Kbond is part of a larger movement where art and “creativity” is seen as an important part of the strategy of a commercial enterprise. A new breed of art directors, shopkeepers, and consulting firms aspire to a very “artsy” image in concept development, market strategies, sales tactics, product selection, store architecture, and aesthetics of display. This should come to no surprise to those familiar with Hollywood in recent years. Think of movies like Magnolia, Blair Witch Project, and American Beauty (who would have thought that a film beginning with Kevin Spacey masturbating in the shower could win an Oscar?). The alternative is in. Even the Ministry of Finance in Denmark, to take a slightly different example, has now realized the importance of Danish artists and film makers (notably the 1995 Dogme brothers, who created seemingly convention-assaulting films like Celebration and The Idiots) to the country’s economy and has now decided to channel an increasing amount of funds through the Ministry of Culture to the arts. This is the case in several other Western European "Third Way" governments (because a combo of capitalist stands and soft values like art and the environment is the way to go). Art could be big business, it seems, which comes to no surprise in the IT world, of course, where Intel has been sponsoring The Whitney Museum of American Art’s tech exhibitions generously, both economically and technologically, just to take one example. Apple's use of Picasso and Einstein in their ad campaigns could be another.

Not simply deeming this tendency “exploitation” or appropriation of art by big business and the culture industry (as Adorno would say), or even by succesful social-democratic economies, the optimistic view of this situation would focus on the fact that certain artistic, possibly open-minded values and more aesthetic ways of looking at things might actually reach a greater audience by being mass produced, mass distributed, placed in an environment that is traditionally seen as commercial or at least not inducive of aesthetic and creative reflection. Without comparing the potential for certain changes in design, product development, distribution, etc., to the ideals of Bauhaus and the Russian Avantgarde (especially because the current trends are not organized on the basis of a shared ideology or by a centralized agency, and it is often completely dependent on venture capital, which tends to disappear in times of recession), we might say that the New Economy has enabled art or art-like approaches to have a say in the commercial IT-driven world, exactly for the same reason that companies like Razorfish have established alternative, creative fora, such as RSUB (Siemens in Munich, Germany, is another good example, the company's current slogan is "be inspired"). Research and development create money, and research and development demand creativity.

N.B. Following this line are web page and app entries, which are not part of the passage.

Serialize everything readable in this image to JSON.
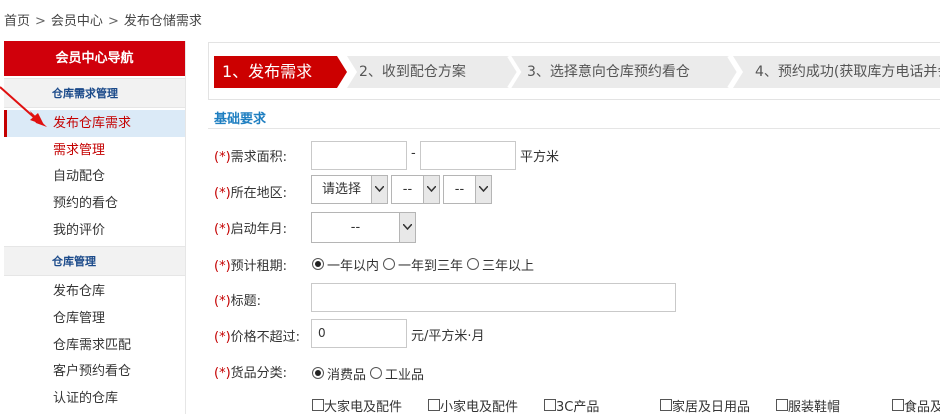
{
  "breadcrumb": {
    "items": [
      "首页",
      "会员中心",
      "发布仓储需求"
    ],
    "separator": ">"
  },
  "sidebar": {
    "title": "会员中心导航",
    "sections": [
      {
        "title": "仓库需求管理",
        "items": [
          "发布仓库需求",
          "需求管理",
          "自动配仓",
          "预约的看仓",
          "我的评价"
        ]
      },
      {
        "title": "仓库管理",
        "items": [
          "发布仓库",
          "仓库管理",
          "仓库需求匹配",
          "客户预约看仓",
          "认证的仓库"
        ]
      }
    ]
  },
  "steps": [
    "1、发布需求",
    "2、收到配仓方案",
    "3、选择意向仓库预约看仓",
    "4、预约成功(获取库方电话并会"
  ],
  "form": {
    "section_title": "基础要求",
    "required_mark": "(*)",
    "area": {
      "label": "需求面积:",
      "dash": "-",
      "unit": "平方米"
    },
    "region": {
      "label": "所在地区:",
      "province": "请选择",
      "city": "--",
      "district": "--"
    },
    "start_year": {
      "label": "启动年月:",
      "value": "--"
    },
    "lease": {
      "label": "预计租期:",
      "options": [
        "一年以内",
        "一年到三年",
        "三年以上"
      ],
      "selected": 0
    },
    "title": {
      "label": "标题:",
      "value": ""
    },
    "price": {
      "label": "价格不超过:",
      "value": "0",
      "unit": "元/平方米·月"
    },
    "category": {
      "label": "货品分类:",
      "options": [
        "消费品",
        "工业品"
      ],
      "selected": 0,
      "sub_items": [
        "大家电及配件",
        "小家电及配件",
        "3C产品",
        "家居及日用品",
        "服装鞋帽",
        "食品及"
      ]
    }
  },
  "colors": {
    "brand_red": "#d0000b",
    "link_blue": "#1f7fc1",
    "active_bg": "#dbeaf7"
  }
}
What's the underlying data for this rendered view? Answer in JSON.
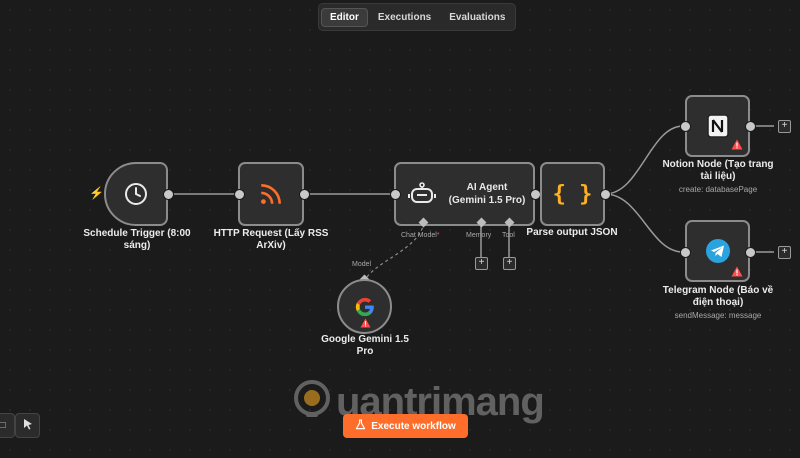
{
  "tabs": [
    {
      "label": "Editor",
      "active": true
    },
    {
      "label": "Executions",
      "active": false
    },
    {
      "label": "Evaluations",
      "active": false
    }
  ],
  "nodes": {
    "schedule_trigger": {
      "label": "Schedule Trigger (8:00 sáng)",
      "icon": "clock-icon"
    },
    "http_request": {
      "label": "HTTP Request (Lấy RSS ArXiv)",
      "icon": "rss-icon"
    },
    "ai_agent": {
      "label": "AI Agent",
      "sublabel": "(Gemini 1.5 Pro)",
      "icon": "robot-icon",
      "ports": {
        "chat_model": "Chat Model",
        "memory": "Memory",
        "tool": "Tool"
      }
    },
    "parse_output": {
      "label": "Parse output JSON",
      "icon": "braces-icon"
    },
    "notion": {
      "label": "Notion Node (Tạo trang tài liệu)",
      "operation": "create: databasePage",
      "icon": "notion-icon"
    },
    "telegram": {
      "label": "Telegram Node (Báo về điện thoại)",
      "operation": "sendMessage: message",
      "icon": "telegram-icon"
    },
    "gemini": {
      "label": "Google Gemini 1.5 Pro",
      "port": "Model",
      "icon": "google-icon"
    }
  },
  "execute_button": {
    "label": "Execute workflow"
  },
  "watermark": {
    "text": "uantrimang"
  },
  "colors": {
    "accent": "#ff6d2a",
    "warning": "#ff4d4d",
    "node_border": "#8c8c8c"
  }
}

However, what remains to be examined, I think, in the light of the talk of a new importance of creativity and art, is exactly which concept of art, creativity and the aesthetic is being called upon here (for instance, Monet’s, Duchamp’s or Hans Haacke’s?). Ultimately, as well, the artistic nature of these initiatives should be evaluated not only based upon the values and potential that are attached to them (revolutionary, therapeutic, or simply profitable?), but also their effects. In this matter it is hard not to be skeptical of the appropriation of creativity and the aesthetic. And it is easy to be too naive in claiming a new role for art. But time will show.